WHAT IS NEEDED → Set down the data again exactly. Pictures are not part of the copy.

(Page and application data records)
::::::
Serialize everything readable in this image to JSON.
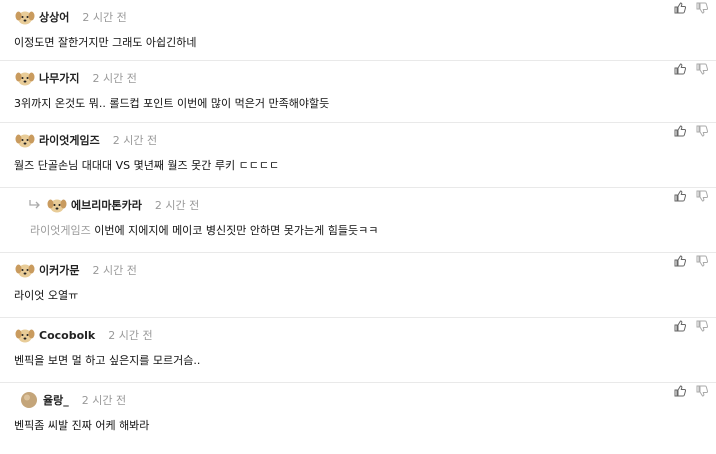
{
  "comments": [
    {
      "nickname": "상상어",
      "time": "2 시간 전",
      "text": "이정도면 잘한거지만 그래도 아쉽긴하네",
      "avatar": "puppy-avatar"
    },
    {
      "nickname": "나무가지",
      "time": "2 시간 전",
      "text": "3위까지 온것도 뭐.. 롤드컵 포인트 이번에 많이 먹은거 만족해야할듯",
      "avatar": "puppy-avatar"
    },
    {
      "nickname": "라이엇게임즈",
      "time": "2 시간 전",
      "text": "월즈 단골손님 대대대 VS 몇년째 월즈 못간 루키 ㄷㄷㄷㄷ",
      "avatar": "puppy-avatar"
    },
    {
      "nickname": "에브리마톤카라",
      "time": "2 시간 전",
      "mention": "라이엇게임즈",
      "text": " 이번에 지에지에 메이코 병신짓만 안하면 못가는게 힘들듯ㅋㅋ",
      "avatar": "puppy-avatar",
      "reply": true
    },
    {
      "nickname": "이커가문",
      "time": "2 시간 전",
      "text": "라이엇 오열ㅠ",
      "avatar": "puppy-avatar"
    },
    {
      "nickname": "Cocobolk",
      "time": "2 시간 전",
      "text": "벤픽을 보면 멀 하고 싶은지를 모르거슴..",
      "avatar": "puppy-avatar"
    },
    {
      "nickname": "율랑_",
      "time": "2 시간 전",
      "text": "벤픽좀 씨발 진짜 어케 해봐라",
      "avatar": "circle-avatar"
    }
  ],
  "icons": {
    "like": "thumbs-up-icon",
    "dislike": "thumbs-down-icon",
    "reply": "reply-arrow-icon"
  },
  "colors": {
    "nickname": "#222222",
    "time": "#999999",
    "mention": "#9a9a9a",
    "divider": "#e9e9e9",
    "avatar_fur": "#e3c48e",
    "avatar_circle": "#c9b08a"
  }
}
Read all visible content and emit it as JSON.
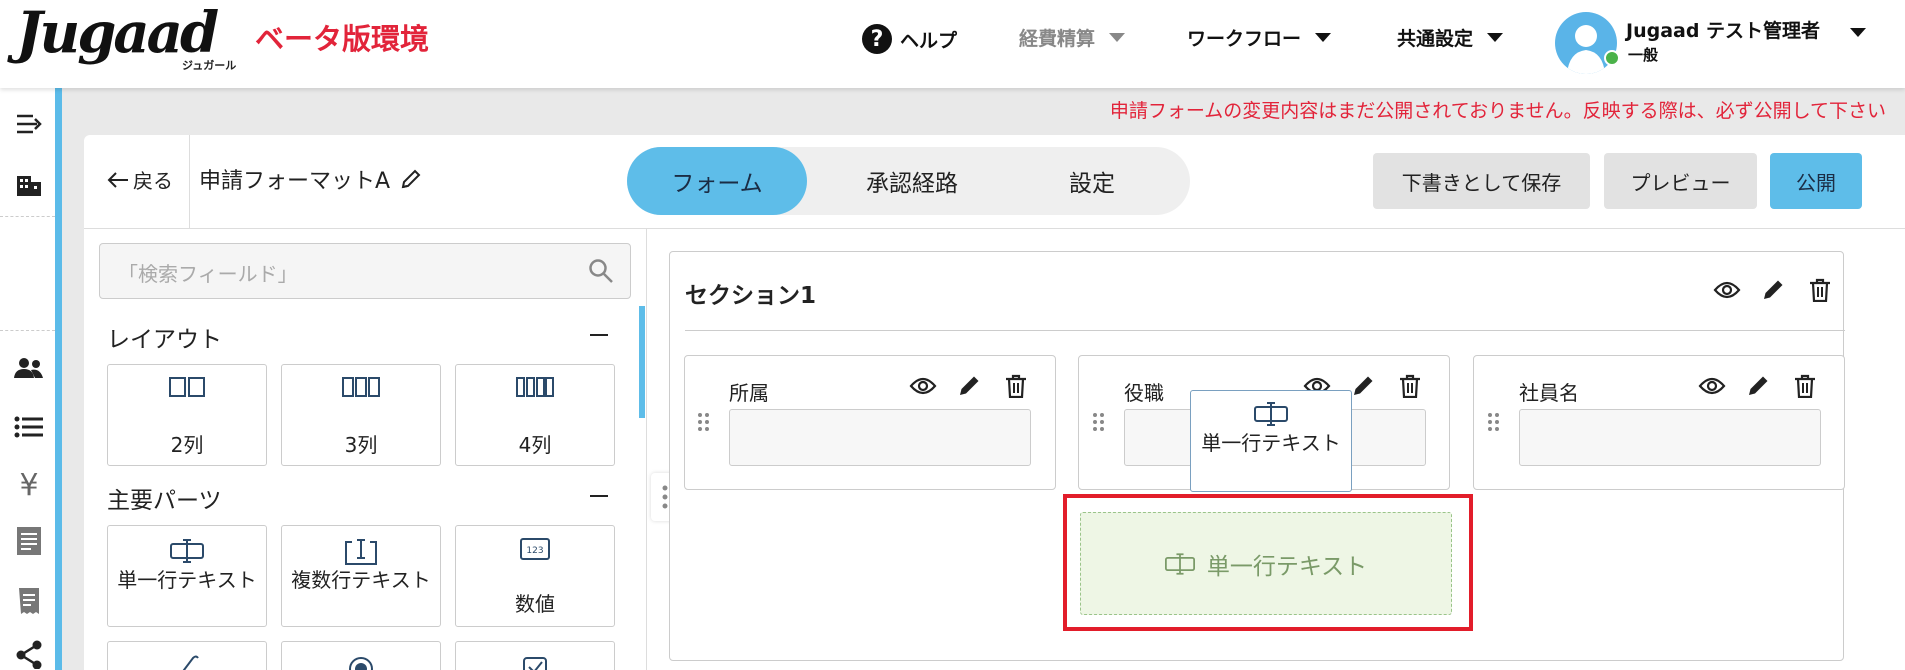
{
  "header": {
    "logo_text": "Jugaad",
    "logo_sub": "ジュガール",
    "env_label": "ベータ版環境",
    "nav": {
      "help": "ヘルプ",
      "expense": "経費精算",
      "workflow": "ワークフロー",
      "common_settings": "共通設定"
    },
    "user": {
      "name": "Jugaad テスト管理者",
      "role": "一般",
      "status_color": "#4bb24a"
    }
  },
  "rail_icons": [
    "collapse-sidebar-icon",
    "building-icon",
    "users-icon",
    "list-icon",
    "yen-icon",
    "document-icon",
    "receipt-icon",
    "share-icon"
  ],
  "warning_text": "申請フォームの変更内容はまだ公開されておりません。反映する際は、必ず公開して下さい",
  "toolbar": {
    "back_label": "戻る",
    "form_name": "申請フォーマットA",
    "tabs": [
      {
        "label": "フォーム",
        "active": true
      },
      {
        "label": "承認経路",
        "active": false
      },
      {
        "label": "設定",
        "active": false
      }
    ],
    "save_draft_label": "下書きとして保存",
    "preview_label": "プレビュー",
    "publish_label": "公開"
  },
  "palette": {
    "search_placeholder": "「検索フィールド」",
    "layout_title": "レイアウト",
    "layout_items": [
      "2列",
      "3列",
      "4列"
    ],
    "parts_title": "主要パーツ",
    "parts_items": [
      "単一行テキスト",
      "複数行テキスト",
      "数値"
    ]
  },
  "canvas": {
    "section_title": "セクション1",
    "fields": [
      "所属",
      "役職",
      "社員名"
    ],
    "dragging_item_label": "単一行テキスト",
    "drop_zone_label": "単一行テキスト"
  },
  "colors": {
    "accent": "#5ebde9",
    "brand_red": "#e2243a",
    "highlight_border": "#e21d2a",
    "drop_zone_bg": "#eef6e5"
  }
}
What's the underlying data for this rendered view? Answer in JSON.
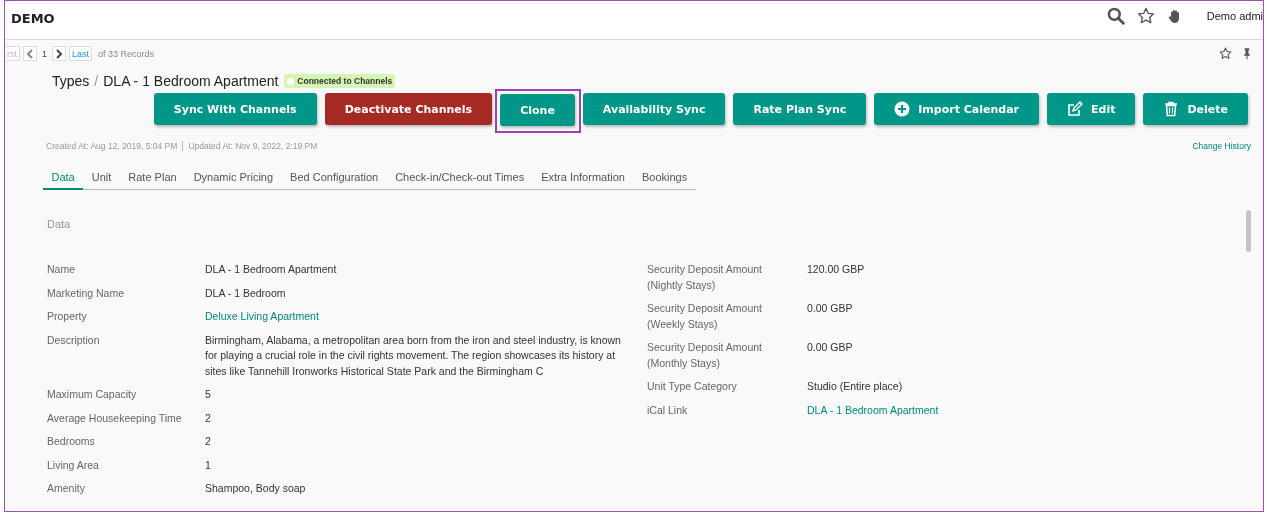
{
  "header": {
    "brand": "DEMO",
    "user": "Demo admi"
  },
  "pager": {
    "first": "rst",
    "page": "1",
    "last": "Last",
    "records": "of 33 Records"
  },
  "title": {
    "section": "Types",
    "separator": "/",
    "name": "DLA - 1 Bedroom Apartment",
    "badge": "Connected to Channels"
  },
  "buttons": [
    {
      "label": "Sync With Channels",
      "kind": "plain",
      "highlighted": false
    },
    {
      "label": "Deactivate Channels",
      "kind": "danger",
      "highlighted": false
    },
    {
      "label": "Clone",
      "kind": "plain",
      "highlighted": true
    },
    {
      "label": "Availability Sync",
      "kind": "plain",
      "highlighted": false
    },
    {
      "label": "Rate Plan Sync",
      "kind": "plain",
      "highlighted": false
    },
    {
      "label": "Import Calendar",
      "kind": "plus",
      "highlighted": false
    },
    {
      "label": "Edit",
      "kind": "edit",
      "highlighted": false
    },
    {
      "label": "Delete",
      "kind": "trash",
      "highlighted": false
    }
  ],
  "meta": {
    "created": "Created At: Aug 12, 2019, 5:04 PM",
    "updated": "Updated At: Nov 9, 2022, 2:19 PM",
    "history": "Change History"
  },
  "tabs": [
    {
      "label": "Data",
      "selected": true
    },
    {
      "label": "Unit",
      "selected": false
    },
    {
      "label": "Rate Plan",
      "selected": false
    },
    {
      "label": "Dynamic Pricing",
      "selected": false
    },
    {
      "label": "Bed Configuration",
      "selected": false
    },
    {
      "label": "Check-in/Check-out Times",
      "selected": false
    },
    {
      "label": "Extra Information",
      "selected": false
    },
    {
      "label": "Bookings",
      "selected": false
    }
  ],
  "section_title": "Data",
  "fields_left": [
    {
      "label": "Name",
      "value": "DLA - 1 Bedroom Apartment",
      "kind": "text"
    },
    {
      "label": "Marketing Name",
      "value": "DLA - 1 Bedroom",
      "kind": "text"
    },
    {
      "label": "Property",
      "value": "Deluxe Living Apartment",
      "kind": "link"
    },
    {
      "label": "Description",
      "value": "Birmingham, Alabama, a metropolitan area born from the iron and steel industry, is known for playing a crucial role in the civil rights movement. The region showcases its history at sites like Tannehill Ironworks Historical State Park and the Birmingham C",
      "kind": "text"
    },
    {
      "label": "Maximum Capacity",
      "value": "5",
      "kind": "text"
    },
    {
      "label": "Average Housekeeping Time",
      "value": "2",
      "kind": "text"
    },
    {
      "label": "Bedrooms",
      "value": "2",
      "kind": "text"
    },
    {
      "label": "Living Area",
      "value": "1",
      "kind": "text"
    },
    {
      "label": "Amenity",
      "value": "Shampoo, Body soap",
      "kind": "text"
    }
  ],
  "fields_right": [
    {
      "label": "Security Deposit Amount (Nightly Stays)",
      "value": "120.00 GBP",
      "kind": "text"
    },
    {
      "label": "Security Deposit Amount (Weekly Stays)",
      "value": "0.00 GBP",
      "kind": "text"
    },
    {
      "label": "Security Deposit Amount (Monthly Stays)",
      "value": "0.00 GBP",
      "kind": "text"
    },
    {
      "label": "Unit Type Category",
      "value": "Studio (Entire place)",
      "kind": "text"
    },
    {
      "label": "iCal Link",
      "value": "DLA - 1 Bedroom Apartment",
      "kind": "link"
    }
  ]
}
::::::
COMPLETED TASK →
Serialize everything readable in this image to JSON.
{
  "comments": [
    {
      "nickname": "상상어",
      "time": "2 시간 전",
      "text": "이정도면 잘한거지만 그래도 아쉽긴하네",
      "avatar": "puppy-avatar"
    },
    {
      "nickname": "나무가지",
      "time": "2 시간 전",
      "text": "3위까지 온것도 뭐.. 롤드컵 포인트 이번에 많이 먹은거 만족해야할듯",
      "avatar": "puppy-avatar"
    },
    {
      "nickname": "라이엇게임즈",
      "time": "2 시간 전",
      "text": "월즈 단골손님 대대대 VS 몇년째 월즈 못간 루키 ㄷㄷㄷㄷ",
      "avatar": "puppy-avatar"
    },
    {
      "nickname": "에브리마톤카라",
      "time": "2 시간 전",
      "mention": "라이엇게임즈",
      "text": " 이번에 지에지에 메이코 병신짓만 안하면 못가는게 힘들듯ㅋㅋ",
      "avatar": "puppy-avatar",
      "reply": true
    },
    {
      "nickname": "이커가문",
      "time": "2 시간 전",
      "text": "라이엇 오열ㅠ",
      "avatar": "puppy-avatar"
    },
    {
      "nickname": "Cocobolk",
      "time": "2 시간 전",
      "text": "벤픽을 보면 멀 하고 싶은지를 모르거슴..",
      "avatar": "puppy-avatar"
    },
    {
      "nickname": "율랑_",
      "time": "2 시간 전",
      "text": "벤픽좀 씨발 진짜 어케 해봐라",
      "avatar": "circle-avatar"
    }
  ],
  "icons": {
    "like": "thumbs-up-icon",
    "dislike": "thumbs-down-icon",
    "reply": "reply-arrow-icon"
  },
  "colors": {
    "nickname": "#222222",
    "time": "#999999",
    "mention": "#9a9a9a",
    "divider": "#e9e9e9",
    "avatar_fur": "#e3c48e",
    "avatar_circle": "#c9b08a"
  }
}
Read all visible content and emit it as JSON.
{
  "header": {
    "logo_text": "Jugaad",
    "logo_sub": "ジュガール",
    "env_label": "ベータ版環境",
    "nav": {
      "help": "ヘルプ",
      "expense": "経費精算",
      "workflow": "ワークフロー",
      "common_settings": "共通設定"
    },
    "user": {
      "name": "Jugaad テスト管理者",
      "role": "一般",
      "status_color": "#4bb24a"
    }
  },
  "rail_icons": [
    "collapse-sidebar-icon",
    "building-icon",
    "users-icon",
    "list-icon",
    "yen-icon",
    "document-icon",
    "receipt-icon",
    "share-icon"
  ],
  "warning_text": "申請フォームの変更内容はまだ公開されておりません。反映する際は、必ず公開して下さい",
  "toolbar": {
    "back_label": "戻る",
    "form_name": "申請フォーマットA",
    "tabs": [
      {
        "label": "フォーム",
        "active": true
      },
      {
        "label": "承認経路",
        "active": false
      },
      {
        "label": "設定",
        "active": false
      }
    ],
    "save_draft_label": "下書きとして保存",
    "preview_label": "プレビュー",
    "publish_label": "公開"
  },
  "palette": {
    "search_placeholder": "「検索フィールド」",
    "layout_title": "レイアウト",
    "layout_items": [
      "2列",
      "3列",
      "4列"
    ],
    "parts_title": "主要パーツ",
    "parts_items": [
      "単一行テキスト",
      "複数行テキスト",
      "数値"
    ]
  },
  "canvas": {
    "section_title": "セクション1",
    "fields": [
      "所属",
      "役職",
      "社員名"
    ],
    "dragging_item_label": "単一行テキスト",
    "drop_zone_label": "単一行テキスト"
  },
  "colors": {
    "accent": "#5ebde9",
    "brand_red": "#e2243a",
    "highlight_border": "#e21d2a",
    "drop_zone_bg": "#eef6e5"
  }
}
What's the underlying data for this rendered view? Answer in JSON.
{
  "header": {
    "brand": "DEMO",
    "user": "Demo admi"
  },
  "pager": {
    "first": "rst",
    "page": "1",
    "last": "Last",
    "records": "of 33 Records"
  },
  "title": {
    "section": "Types",
    "separator": "/",
    "name": "DLA - 1 Bedroom Apartment",
    "badge": "Connected to Channels"
  },
  "buttons": [
    {
      "label": "Sync With Channels",
      "kind": "plain",
      "highlighted": false
    },
    {
      "label": "Deactivate Channels",
      "kind": "danger",
      "highlighted": false
    },
    {
      "label": "Clone",
      "kind": "plain",
      "highlighted": true
    },
    {
      "label": "Availability Sync",
      "kind": "plain",
      "highlighted": false
    },
    {
      "label": "Rate Plan Sync",
      "kind": "plain",
      "highlighted": false
    },
    {
      "label": "Import Calendar",
      "kind": "plus",
      "highlighted": false
    },
    {
      "label": "Edit",
      "kind": "edit",
      "highlighted": false
    },
    {
      "label": "Delete",
      "kind": "trash",
      "highlighted": false
    }
  ],
  "meta": {
    "created": "Created At: Aug 12, 2019, 5:04 PM",
    "updated": "Updated At: Nov 9, 2022, 2:19 PM",
    "history": "Change History"
  },
  "tabs": [
    {
      "label": "Data",
      "selected": true
    },
    {
      "label": "Unit",
      "selected": false
    },
    {
      "label": "Rate Plan",
      "selected": false
    },
    {
      "label": "Dynamic Pricing",
      "selected": false
    },
    {
      "label": "Bed Configuration",
      "selected": false
    },
    {
      "label": "Check-in/Check-out Times",
      "selected": false
    },
    {
      "label": "Extra Information",
      "selected": false
    },
    {
      "label": "Bookings",
      "selected": false
    }
  ],
  "section_title": "Data",
  "fields_left": [
    {
      "label": "Name",
      "value": "DLA - 1 Bedroom Apartment",
      "kind": "text"
    },
    {
      "label": "Marketing Name",
      "value": "DLA - 1 Bedroom",
      "kind": "text"
    },
    {
      "label": "Property",
      "value": "Deluxe Living Apartment",
      "kind": "link"
    },
    {
      "label": "Description",
      "value": "Birmingham, Alabama, a metropolitan area born from the iron and steel industry, is known for playing a crucial role in the civil rights movement. The region showcases its history at sites like Tannehill Ironworks Historical State Park and the Birmingham C",
      "kind": "text"
    },
    {
      "label": "Maximum Capacity",
      "value": "5",
      "kind": "text"
    },
    {
      "label": "Average Housekeeping Time",
      "value": "2",
      "kind": "text"
    },
    {
      "label": "Bedrooms",
      "value": "2",
      "kind": "text"
    },
    {
      "label": "Living Area",
      "value": "1",
      "kind": "text"
    },
    {
      "label": "Amenity",
      "value": "Shampoo, Body soap",
      "kind": "text"
    }
  ],
  "fields_right": [
    {
      "label": "Security Deposit Amount (Nightly Stays)",
      "value": "120.00 GBP",
      "kind": "text"
    },
    {
      "label": "Security Deposit Amount (Weekly Stays)",
      "value": "0.00 GBP",
      "kind": "text"
    },
    {
      "label": "Security Deposit Amount (Monthly Stays)",
      "value": "0.00 GBP",
      "kind": "text"
    },
    {
      "label": "Unit Type Category",
      "value": "Studio (Entire place)",
      "kind": "text"
    },
    {
      "label": "iCal Link",
      "value": "DLA - 1 Bedroom Apartment",
      "kind": "link"
    }
  ]
}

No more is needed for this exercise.